~Submitted by Christina Carvey
As a near life-long Bedford resident, a mother of three young children, an animal- lover, and a cyclist, I’m writing to share my perspective on the Reformatory Branch Trail, and the proposed “improvements” (i.e. paving, widening, developing).
My family and I use the trail regularly, primarily for biking. With a trailer we ride to Chip In Farm for pumpkins and Christmas trees. We bike to Concord to get ice cream and watch the trains. I jog with my daughter as she rides from school. My husband and I rode to Emerson Hospital the morning our youngest was born. We love this path.
The Reformatory Trail is special. Its features set it apart from paved bike paths: the dense tree canopy; the proximity to nature and undeveloped space; the peace and calm of a less frenetic pace. Bikes travel more slowly here than on paved paths, and not in fast packs. Reformatory Trail users are generally congenial, attuned to their setting, and responsive to calls of, “On your left.” It’s never so mobbed on weekends that I fear for my children’s safety. Indeed, weekend family adventures on the Reformatory are relaxing; weekend trips on the paved Minuteman are not.
The Minuteman Extension project has morphed into something that would rob the Reformatory Trail of the qualities that make it so extraordinary, and replace it with something entirely different – the very wide, very paved, very developed Minuteman Bikeway Extension.
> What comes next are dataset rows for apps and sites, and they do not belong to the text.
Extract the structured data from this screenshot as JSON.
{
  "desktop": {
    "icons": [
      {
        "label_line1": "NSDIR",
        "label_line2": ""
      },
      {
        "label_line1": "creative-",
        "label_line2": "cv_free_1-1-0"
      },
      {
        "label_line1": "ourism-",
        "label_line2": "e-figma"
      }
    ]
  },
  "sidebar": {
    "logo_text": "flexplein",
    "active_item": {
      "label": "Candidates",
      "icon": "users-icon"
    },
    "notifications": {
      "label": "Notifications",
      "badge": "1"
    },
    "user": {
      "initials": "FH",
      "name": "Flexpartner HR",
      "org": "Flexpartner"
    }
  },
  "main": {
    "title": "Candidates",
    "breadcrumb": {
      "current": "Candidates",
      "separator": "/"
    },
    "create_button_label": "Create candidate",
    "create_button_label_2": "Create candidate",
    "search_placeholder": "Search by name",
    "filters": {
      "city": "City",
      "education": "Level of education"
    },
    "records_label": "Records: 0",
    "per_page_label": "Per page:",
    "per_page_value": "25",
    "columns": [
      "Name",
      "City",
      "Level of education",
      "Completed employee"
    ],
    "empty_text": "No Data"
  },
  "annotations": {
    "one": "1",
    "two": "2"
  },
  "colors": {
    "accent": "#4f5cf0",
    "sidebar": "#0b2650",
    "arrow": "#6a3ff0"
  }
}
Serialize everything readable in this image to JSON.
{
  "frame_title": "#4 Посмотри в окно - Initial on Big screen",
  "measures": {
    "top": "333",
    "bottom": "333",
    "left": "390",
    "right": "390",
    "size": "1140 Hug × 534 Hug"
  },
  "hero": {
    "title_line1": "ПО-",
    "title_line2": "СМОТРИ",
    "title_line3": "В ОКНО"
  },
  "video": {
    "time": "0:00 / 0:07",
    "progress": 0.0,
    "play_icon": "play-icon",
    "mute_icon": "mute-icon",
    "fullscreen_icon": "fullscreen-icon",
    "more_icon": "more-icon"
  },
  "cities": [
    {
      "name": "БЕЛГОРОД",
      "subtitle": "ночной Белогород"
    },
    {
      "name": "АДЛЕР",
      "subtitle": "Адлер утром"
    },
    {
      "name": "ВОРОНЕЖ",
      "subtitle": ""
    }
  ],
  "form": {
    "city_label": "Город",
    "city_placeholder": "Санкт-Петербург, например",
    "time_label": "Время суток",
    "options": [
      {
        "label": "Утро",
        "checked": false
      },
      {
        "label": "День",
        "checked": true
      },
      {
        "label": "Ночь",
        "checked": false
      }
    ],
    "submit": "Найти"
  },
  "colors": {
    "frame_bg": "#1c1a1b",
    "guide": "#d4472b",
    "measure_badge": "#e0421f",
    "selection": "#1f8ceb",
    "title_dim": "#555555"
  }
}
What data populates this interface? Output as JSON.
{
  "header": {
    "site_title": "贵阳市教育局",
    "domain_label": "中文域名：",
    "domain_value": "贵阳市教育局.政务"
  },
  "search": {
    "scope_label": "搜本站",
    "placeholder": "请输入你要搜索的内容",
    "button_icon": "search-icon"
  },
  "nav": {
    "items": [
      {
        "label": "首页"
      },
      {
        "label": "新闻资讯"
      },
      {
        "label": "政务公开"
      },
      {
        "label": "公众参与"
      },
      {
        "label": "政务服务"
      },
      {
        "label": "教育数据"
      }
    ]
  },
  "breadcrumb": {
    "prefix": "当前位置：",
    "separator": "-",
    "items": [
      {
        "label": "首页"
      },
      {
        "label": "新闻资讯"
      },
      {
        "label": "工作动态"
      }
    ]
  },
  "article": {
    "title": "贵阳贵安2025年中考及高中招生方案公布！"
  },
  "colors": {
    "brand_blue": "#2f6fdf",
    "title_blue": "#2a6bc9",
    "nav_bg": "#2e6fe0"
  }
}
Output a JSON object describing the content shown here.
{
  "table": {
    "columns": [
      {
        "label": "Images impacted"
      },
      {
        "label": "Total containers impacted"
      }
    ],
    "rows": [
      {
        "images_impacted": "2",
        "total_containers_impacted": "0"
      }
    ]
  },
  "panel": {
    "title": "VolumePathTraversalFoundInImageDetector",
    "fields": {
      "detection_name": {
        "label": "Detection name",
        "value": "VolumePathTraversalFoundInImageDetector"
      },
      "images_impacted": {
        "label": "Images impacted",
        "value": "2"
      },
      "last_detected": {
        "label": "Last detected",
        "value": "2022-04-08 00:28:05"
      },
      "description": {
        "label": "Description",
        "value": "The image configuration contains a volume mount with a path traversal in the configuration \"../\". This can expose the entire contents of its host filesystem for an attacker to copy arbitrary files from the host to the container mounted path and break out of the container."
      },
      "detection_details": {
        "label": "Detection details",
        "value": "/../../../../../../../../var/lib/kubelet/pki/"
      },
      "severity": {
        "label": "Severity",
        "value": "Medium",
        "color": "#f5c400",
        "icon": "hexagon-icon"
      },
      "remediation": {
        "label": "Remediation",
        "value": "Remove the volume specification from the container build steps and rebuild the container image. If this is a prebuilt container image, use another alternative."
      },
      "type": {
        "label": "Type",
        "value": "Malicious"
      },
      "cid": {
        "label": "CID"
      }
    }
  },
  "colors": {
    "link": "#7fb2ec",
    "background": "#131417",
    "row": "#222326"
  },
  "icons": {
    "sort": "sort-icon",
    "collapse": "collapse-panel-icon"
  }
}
It would take an existing shared-use path – already enjoyed by hikers, walkers, cross-country skiers, joggers, cyclists, commuters – and repurpose the land for those who prefer pavement. Bedford already has access to ten miles of paved Minuteman Bikeway. Let us save these two miles of smooth, flat trail for users who want a more nature-based experience. (Footnote 1)
This November 14, I encourage you to vote no at special town meeting on the article that would allow the Town to take the land by easement or eminent domain. Voters can prevent the bulldozing, and save Bedford’s gem – the Reformatory Trail. https://savereformatorytrail.org/
(Footnote 1) While it’s true Bedford has 30+ miles of other trails, those miles contain virtually no contiguous stretches of smooth, flat surface that can be readily traversed with a typical bicycle or stroller, or are friendly to pedestrians with limited mobility. The exception is the Narrow Gauge Trail – unfortunately, the Bicycle Advisory Committee is already planning to pave that one too. (https://www.bedfordma.gov/sites/g/files/vyhlif6866/f/minutes/trails_committee-meeting_minutes_2021-01-14_virtual_meeting.pdf).